Data extract
^^^^^^^^^^^^^^^^
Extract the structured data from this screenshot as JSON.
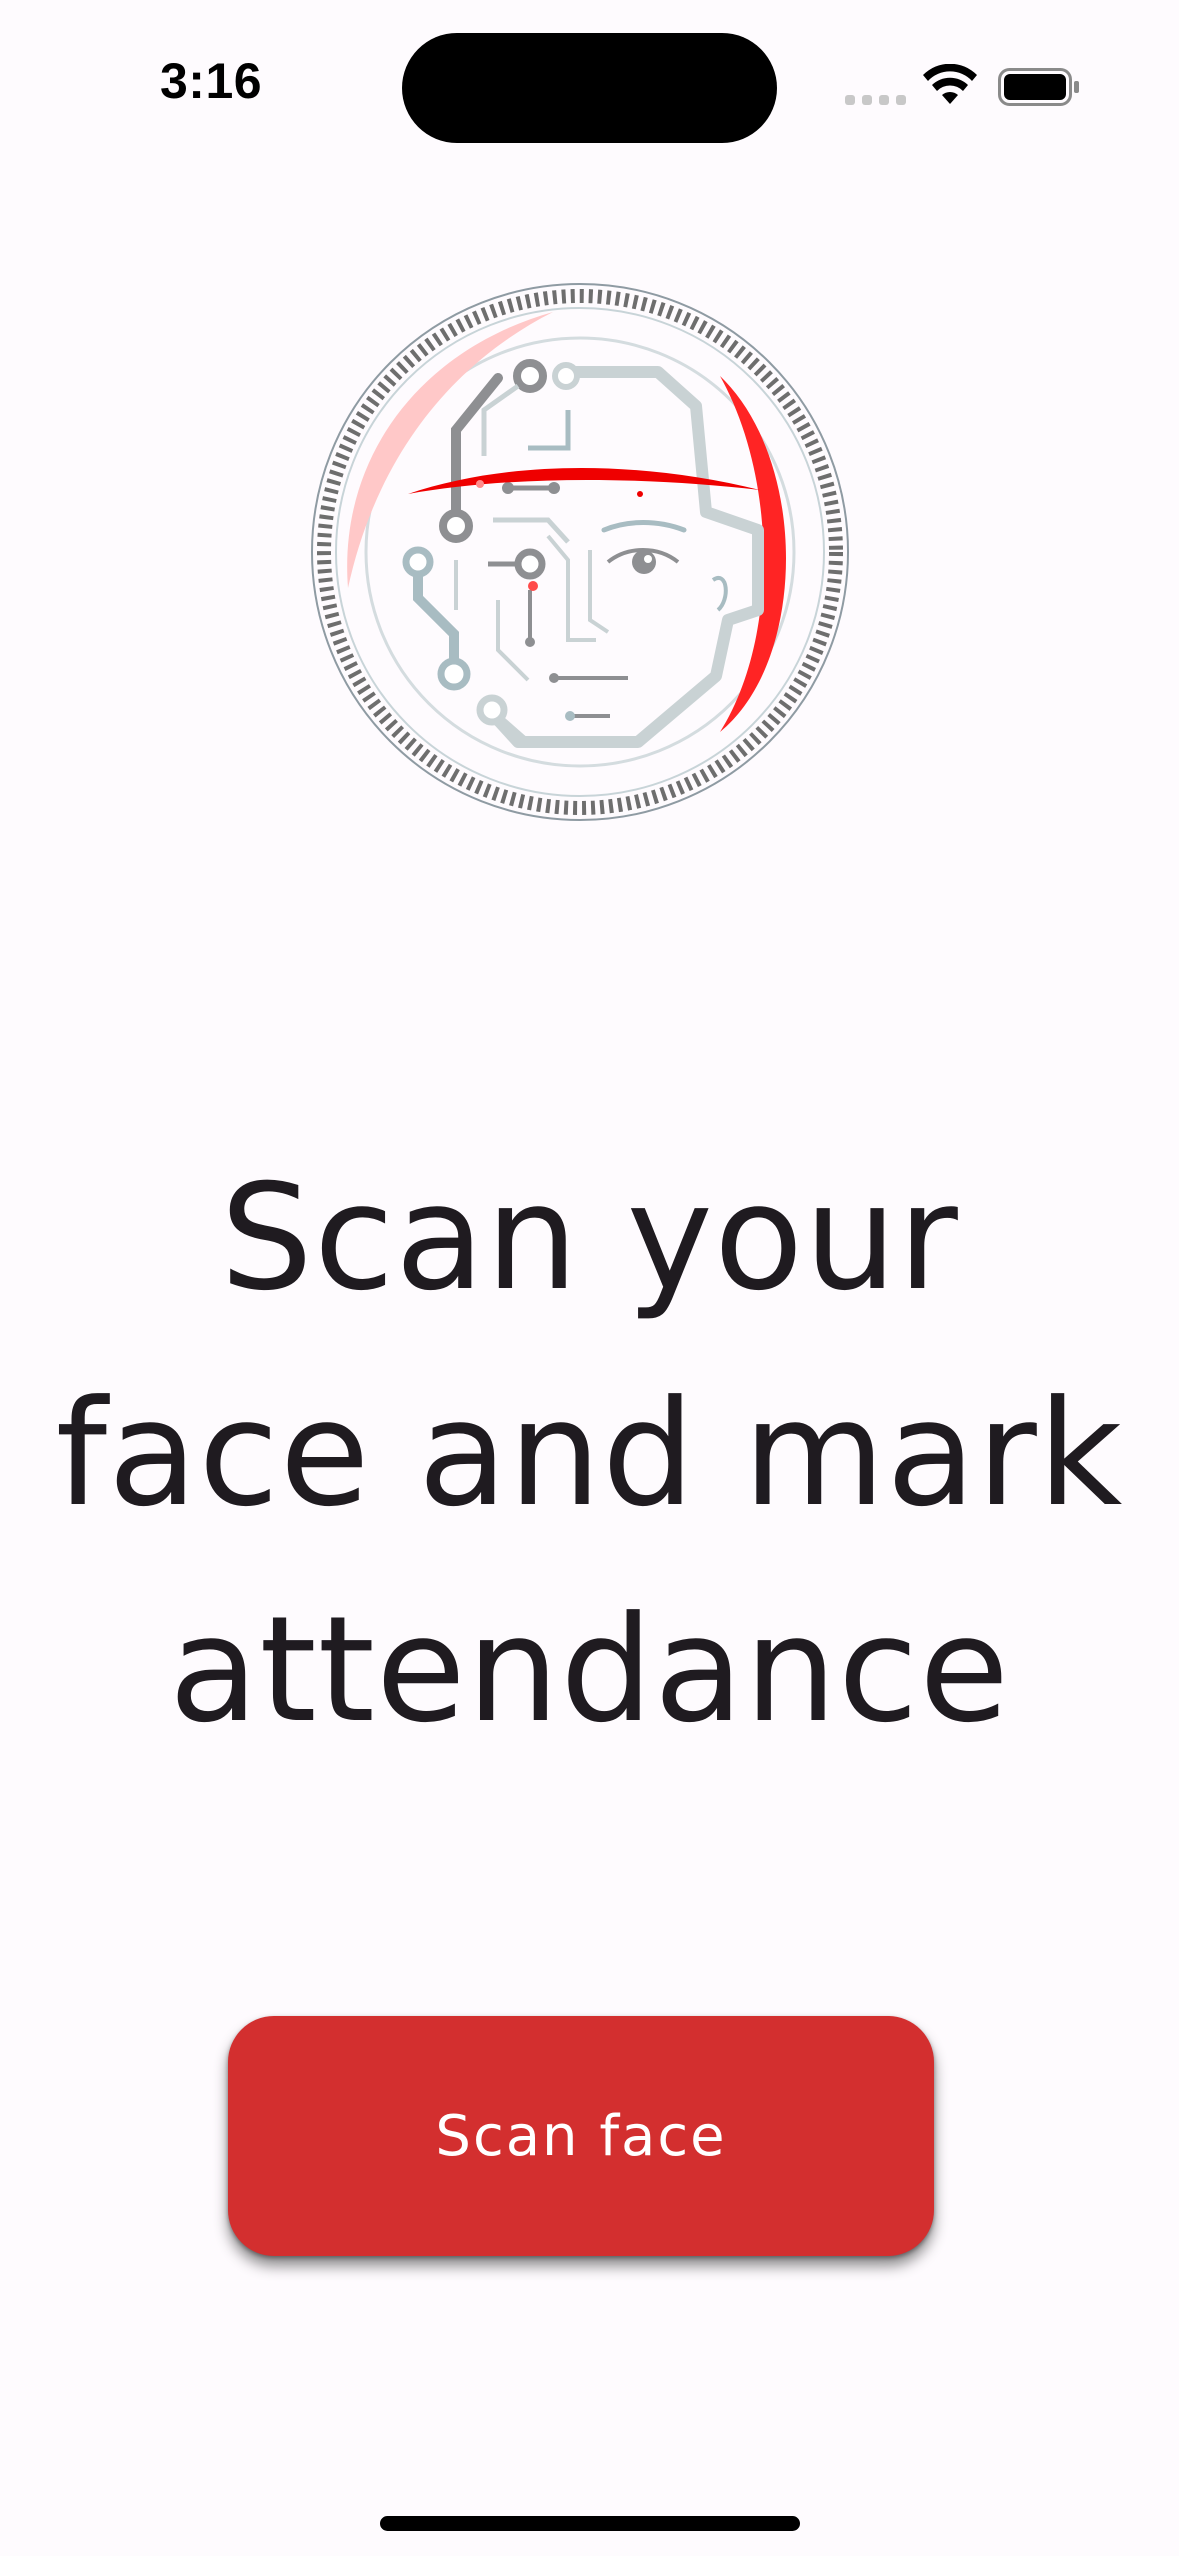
{
  "status_bar": {
    "time": "3:16",
    "signal_icon": "cellular-signal-icon",
    "wifi_icon": "wifi-icon",
    "battery_icon": "battery-full-icon"
  },
  "hero": {
    "icon": "face-scan-circuit-icon",
    "accent_color": "#ff2020"
  },
  "headline": {
    "text": "Scan your face and mark attendance"
  },
  "scan_button": {
    "label": "Scan face",
    "color": "#d32f2f"
  },
  "colors": {
    "background": "#fefbfe",
    "text": "#1f1b20"
  }
}
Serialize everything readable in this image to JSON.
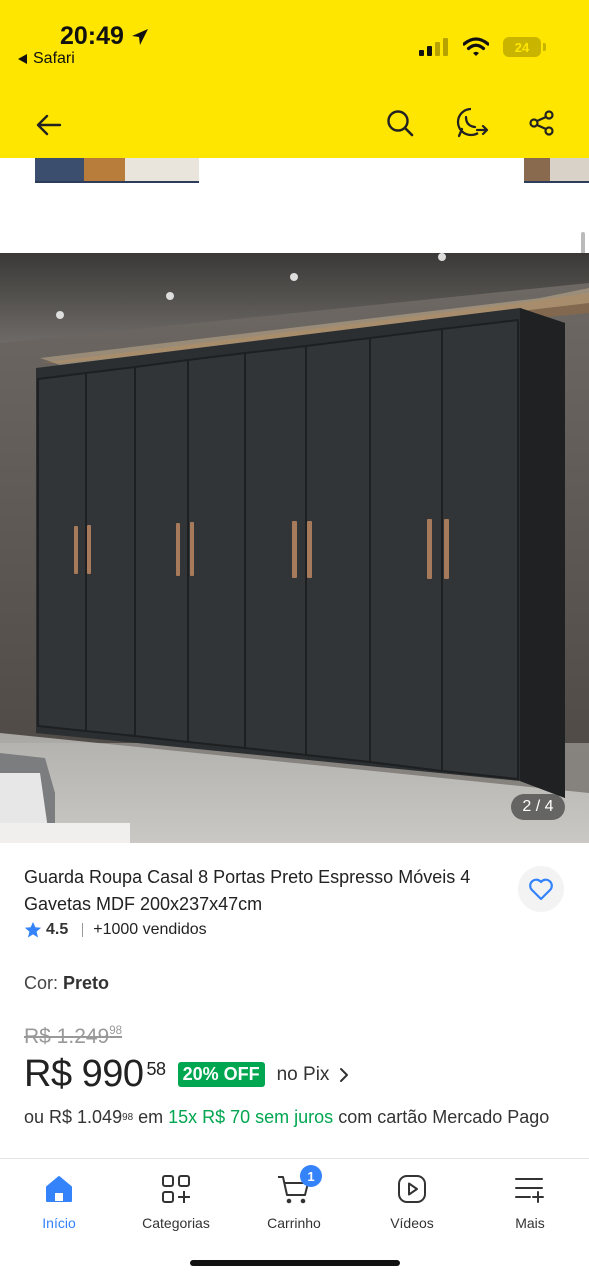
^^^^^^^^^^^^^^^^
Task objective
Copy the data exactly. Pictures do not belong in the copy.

Solution for this exercise
Extract the structured data from this screenshot as JSON.
{
  "status_bar": {
    "time": "3:16",
    "signal_icon": "cellular-signal-icon",
    "wifi_icon": "wifi-icon",
    "battery_icon": "battery-full-icon"
  },
  "hero": {
    "icon": "face-scan-circuit-icon",
    "accent_color": "#ff2020"
  },
  "headline": {
    "text": "Scan your face and mark attendance"
  },
  "scan_button": {
    "label": "Scan face",
    "color": "#d32f2f"
  },
  "colors": {
    "background": "#fefbfe",
    "text": "#1f1b20"
  }
}
Serialize everything readable in this image to JSON.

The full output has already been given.